Segment Start: MATERIAL PROVIDED
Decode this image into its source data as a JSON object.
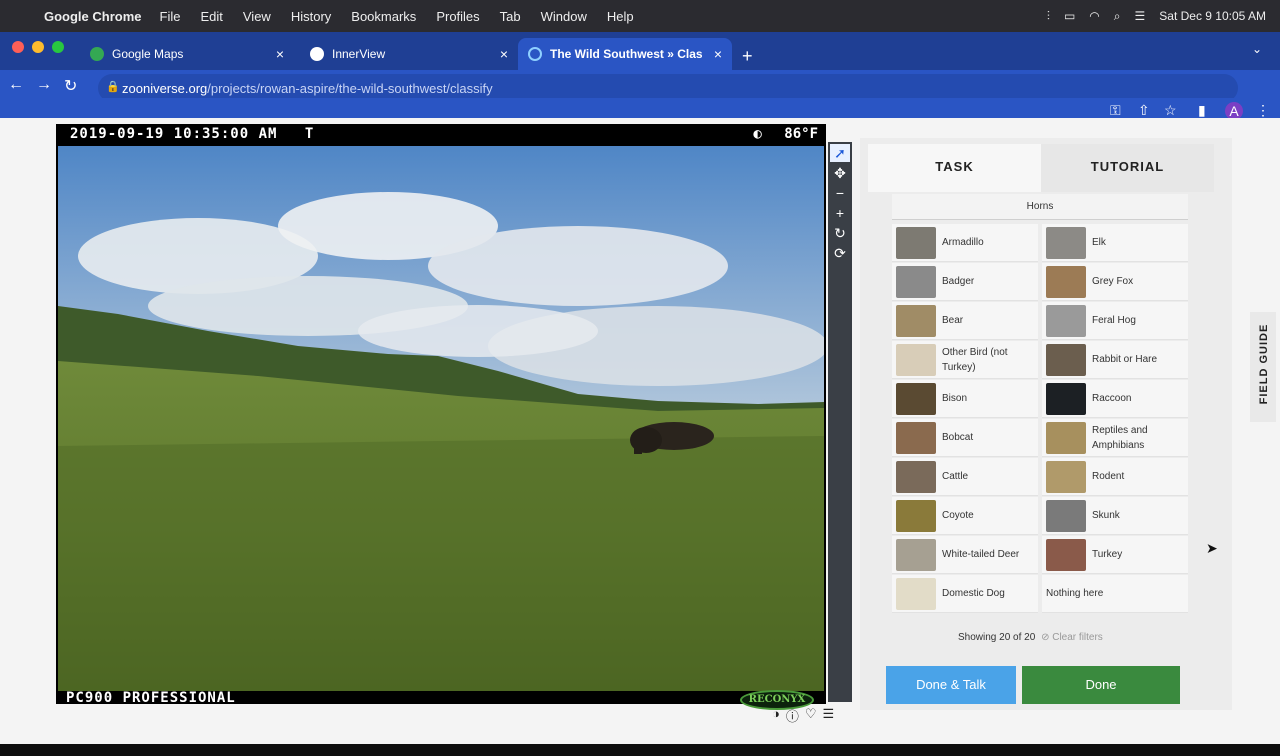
{
  "menubar": {
    "app": "Google Chrome",
    "items": [
      "File",
      "Edit",
      "View",
      "History",
      "Bookmarks",
      "Profiles",
      "Tab",
      "Window",
      "Help"
    ],
    "datetime": "Sat Dec 9  10:05 AM"
  },
  "tabs": [
    {
      "label": "Google Maps"
    },
    {
      "label": "InnerView"
    },
    {
      "label": "The Wild Southwest » Classify"
    }
  ],
  "address": {
    "host": "zooniverse.org",
    "path": "/projects/rowan-aspire/the-wild-southwest/classify"
  },
  "camera": {
    "timestamp": "2019-09-19 10:35:00 AM",
    "moon_code": "T",
    "temperature": "86°F",
    "model": "PC900 PROFESSIONAL",
    "brand": "RECONYX"
  },
  "panel": {
    "tab_task": "TASK",
    "tab_tutorial": "TUTORIAL",
    "filter_label": "Horns",
    "species": [
      {
        "name": "Armadillo",
        "color": "#7d7a72"
      },
      {
        "name": "Elk",
        "color": "#8c8a86"
      },
      {
        "name": "Badger",
        "color": "#8a8a8a"
      },
      {
        "name": "Grey Fox",
        "color": "#9c7b55"
      },
      {
        "name": "Bear",
        "color": "#a08c66"
      },
      {
        "name": "Feral Hog",
        "color": "#9a9a9a"
      },
      {
        "name": "Other Bird (not Turkey)",
        "color": "#d8cdb8"
      },
      {
        "name": "Rabbit or Hare",
        "color": "#6b5e4e"
      },
      {
        "name": "Bison",
        "color": "#5a4a32"
      },
      {
        "name": "Raccoon",
        "color": "#1c2024"
      },
      {
        "name": "Bobcat",
        "color": "#8a6a4e"
      },
      {
        "name": "Reptiles and Amphibians",
        "color": "#a7905e"
      },
      {
        "name": "Cattle",
        "color": "#7a6a5a"
      },
      {
        "name": "Rodent",
        "color": "#b09a6a"
      },
      {
        "name": "Coyote",
        "color": "#8a7a3a"
      },
      {
        "name": "Skunk",
        "color": "#7a7a7a"
      },
      {
        "name": "White-tailed Deer",
        "color": "#a6a092"
      },
      {
        "name": "Turkey",
        "color": "#8a5a4a"
      },
      {
        "name": "Domestic Dog",
        "color": "#e2dcc8"
      },
      {
        "name": "Nothing here",
        "color": ""
      }
    ],
    "showing": "Showing 20 of 20",
    "clear_filters": "Clear filters",
    "done_talk": "Done & Talk",
    "done": "Done",
    "field_guide": "FIELD GUIDE"
  },
  "colors": {
    "chrome_tab_bar": "#1f3f94",
    "chrome_toolbar": "#2a55c4",
    "done_talk": "#4aa3e8",
    "done": "#3a8a3e"
  }
}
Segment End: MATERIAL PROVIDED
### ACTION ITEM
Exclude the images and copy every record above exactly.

### ANSWER TO THE EXERCISE
Decode this image into its source data as a JSON object.
{
  "menubar": {
    "app": "Google Chrome",
    "items": [
      "File",
      "Edit",
      "View",
      "History",
      "Bookmarks",
      "Profiles",
      "Tab",
      "Window",
      "Help"
    ],
    "datetime": "Sat Dec 9  10:05 AM"
  },
  "tabs": [
    {
      "label": "Google Maps"
    },
    {
      "label": "InnerView"
    },
    {
      "label": "The Wild Southwest » Classify"
    }
  ],
  "address": {
    "host": "zooniverse.org",
    "path": "/projects/rowan-aspire/the-wild-southwest/classify"
  },
  "camera": {
    "timestamp": "2019-09-19 10:35:00 AM",
    "moon_code": "T",
    "temperature": "86°F",
    "model": "PC900 PROFESSIONAL",
    "brand": "RECONYX"
  },
  "panel": {
    "tab_task": "TASK",
    "tab_tutorial": "TUTORIAL",
    "filter_label": "Horns",
    "species": [
      {
        "name": "Armadillo",
        "color": "#7d7a72"
      },
      {
        "name": "Elk",
        "color": "#8c8a86"
      },
      {
        "name": "Badger",
        "color": "#8a8a8a"
      },
      {
        "name": "Grey Fox",
        "color": "#9c7b55"
      },
      {
        "name": "Bear",
        "color": "#a08c66"
      },
      {
        "name": "Feral Hog",
        "color": "#9a9a9a"
      },
      {
        "name": "Other Bird (not Turkey)",
        "color": "#d8cdb8"
      },
      {
        "name": "Rabbit or Hare",
        "color": "#6b5e4e"
      },
      {
        "name": "Bison",
        "color": "#5a4a32"
      },
      {
        "name": "Raccoon",
        "color": "#1c2024"
      },
      {
        "name": "Bobcat",
        "color": "#8a6a4e"
      },
      {
        "name": "Reptiles and Amphibians",
        "color": "#a7905e"
      },
      {
        "name": "Cattle",
        "color": "#7a6a5a"
      },
      {
        "name": "Rodent",
        "color": "#b09a6a"
      },
      {
        "name": "Coyote",
        "color": "#8a7a3a"
      },
      {
        "name": "Skunk",
        "color": "#7a7a7a"
      },
      {
        "name": "White-tailed Deer",
        "color": "#a6a092"
      },
      {
        "name": "Turkey",
        "color": "#8a5a4a"
      },
      {
        "name": "Domestic Dog",
        "color": "#e2dcc8"
      },
      {
        "name": "Nothing here",
        "color": ""
      }
    ],
    "showing": "Showing 20 of 20",
    "clear_filters": "Clear filters",
    "done_talk": "Done & Talk",
    "done": "Done",
    "field_guide": "FIELD GUIDE"
  },
  "colors": {
    "chrome_tab_bar": "#1f3f94",
    "chrome_toolbar": "#2a55c4",
    "done_talk": "#4aa3e8",
    "done": "#3a8a3e"
  }
}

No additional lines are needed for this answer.